This is not a biopic like the ones you’ve been used to watching. It is not the depiction of the artist’s childhood, first steps, mishaps and challenges until the real persona is fulfilled and revealed in all its glory. Neither is that very persona the starting point of the narrative, with several flashbacks comprising the bones of the story. Nor a facts, figures and data driven work promising to reveal hidden, unknown or confidential aspects of one’s life.
Set in a unique and bespoke Nerrudian universe, the film is celebrating the spirit and legacy of the great Chilean by reviving his highs and lows, his fears and aspirations, his talents and his flaws. Utilising real events but also all the myths surrounding his life, art, social and political persona the film draws a playful and immersive portrait of him through the eyes, thoughts and actions of Oscar Peluconneau, a fictional character who comes to life for that very reason.
“Neruda is the most important communist in the world” claims the Police Prefect, brilliantly performed by Gael Garcia Bernal, who makes it his primary mission to bring the poet to justice. It is 1948 at the height of the Cold War and Senator Pablo Nerruda is impeached by president Gonzalez Videla, after accusing the government of betraying the communist party. The poet and his wife, painter Delia Del Carril, try to flee abroad but fail and have to go into hiding.
Without a safe place to stay or a secure means of transport to use, the Senator and his wife are introduced to the perils of a life on the run which inspired Nerruda to write his seminal work Canto General.

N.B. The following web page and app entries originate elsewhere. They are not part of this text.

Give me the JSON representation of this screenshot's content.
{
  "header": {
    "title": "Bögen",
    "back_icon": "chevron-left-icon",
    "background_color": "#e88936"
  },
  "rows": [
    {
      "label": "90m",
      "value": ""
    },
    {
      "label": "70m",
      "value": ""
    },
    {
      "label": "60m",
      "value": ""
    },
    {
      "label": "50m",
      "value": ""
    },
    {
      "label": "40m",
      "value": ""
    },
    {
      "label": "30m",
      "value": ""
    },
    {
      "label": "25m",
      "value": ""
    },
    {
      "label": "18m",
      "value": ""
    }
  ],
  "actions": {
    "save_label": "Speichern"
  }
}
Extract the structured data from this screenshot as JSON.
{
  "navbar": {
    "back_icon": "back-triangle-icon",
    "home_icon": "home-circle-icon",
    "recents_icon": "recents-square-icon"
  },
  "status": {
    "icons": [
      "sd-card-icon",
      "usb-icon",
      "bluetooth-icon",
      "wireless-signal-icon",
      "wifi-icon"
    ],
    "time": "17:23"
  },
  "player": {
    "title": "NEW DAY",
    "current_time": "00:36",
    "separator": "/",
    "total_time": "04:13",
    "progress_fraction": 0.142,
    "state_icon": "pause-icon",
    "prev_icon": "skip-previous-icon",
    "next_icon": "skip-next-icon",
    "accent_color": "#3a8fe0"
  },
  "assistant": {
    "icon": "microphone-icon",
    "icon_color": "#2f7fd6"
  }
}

The impact of the work is immense. Neruda is hailed as one of the greatest living poets and elevated to a global artistic pantheon, while being honoured at symposia by the likes of Pablo Picasso and Salvador Dali, who make an appeal for his liberation. In the meantime the former Senator decides to enter an intriguing and cathartic game of cat and mouse with Oscar Pelucchoneau, as if he were orchestrating the plot of a real time detective story, allowing both himself and the Police Prefect to reinvent themselves.
Focusing on the almost mythical appeal of the poet’s work and personality to all Chileans, Pablo Larain very cleverly creates a playful and witty film steeped into the Nerudian world, avoiding masterfully any pastiche notes. His multi-faced inexorable talent and larger than life and politics personality, make him all things to all people. His poetry means something to everyone. He is the generous stranger to a street girl, the loyal friend of a singer in transition, pure trouble to his bodyguard from the Communist Party, a father figure to the Police Prefect, who is desperately seeking his defeat and consequent approval.

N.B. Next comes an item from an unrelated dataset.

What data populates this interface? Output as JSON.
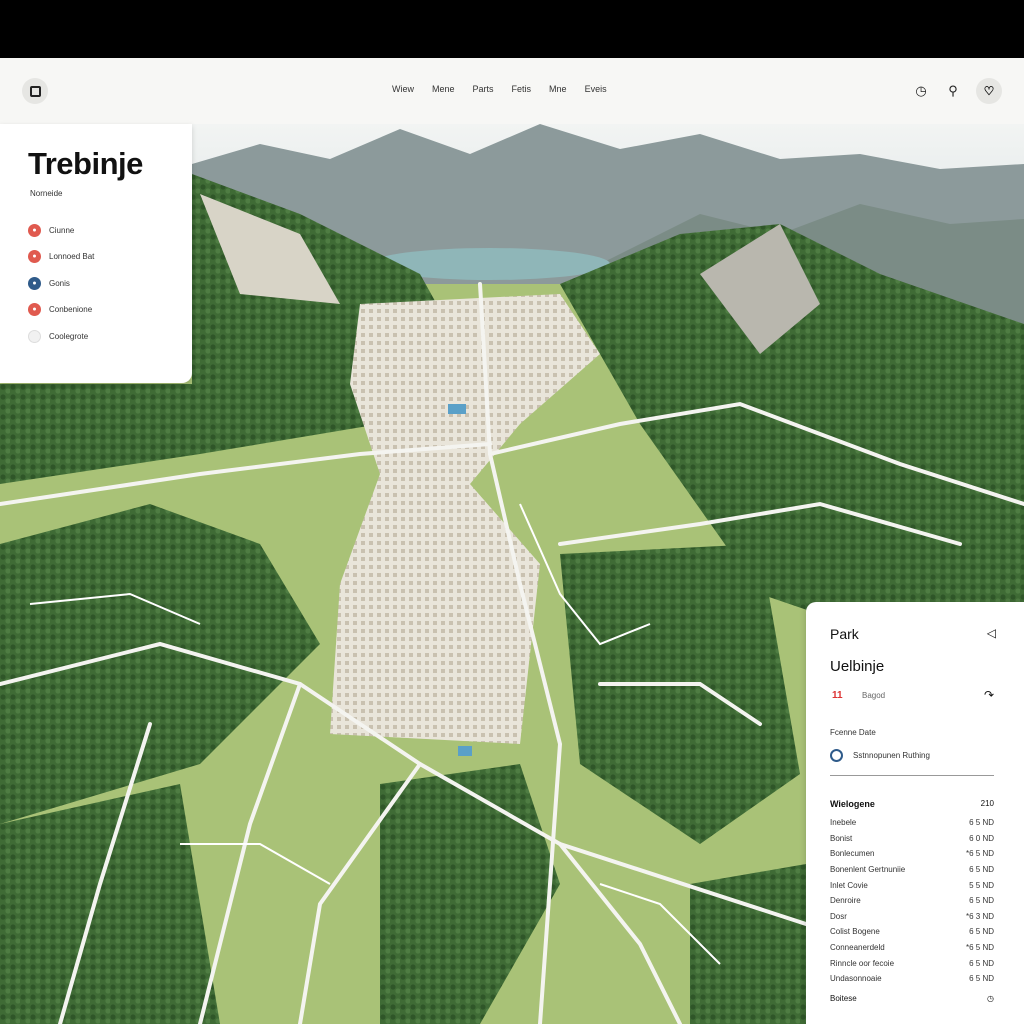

Luis Gnecco delivers an outstanding performance as the sensitive, egalitarian but sometimes arrogant artist and so is Mercedes Moran, who plays his wife Delia with equal amounts of realism and warmth. It is Gael García Bernal who carries the film however with his witty, post-modern interpretation of a noir detective, showcasing once more that he is one of the most talented actors of his generation.
Undoubtedly carrying a fresh and reinvigorating energy, the film is a Nerudian work of its own accord created by the talented director of Jaquie and No. A wonderful and refined journey to the mind and legacy of one of the greatest artists of all time, which also serves as a window to Chilean history. One of the most interesting biopics to watch and a true motivation to explore Neruda:
“I want to know, salt of the roads,
show me the spoon - architecture, let me
scratch at the stamens of stone with a little stick,
ascend the rungs of the air up to the void,
scrape the innards until I touch mankind.”
Canto II Las Alturas De Macchu Picchu. IV, st. 1
By Eirini Nikopoulou.
NERUDA is available on DVD, Blu-ray, and Digital from 10th July.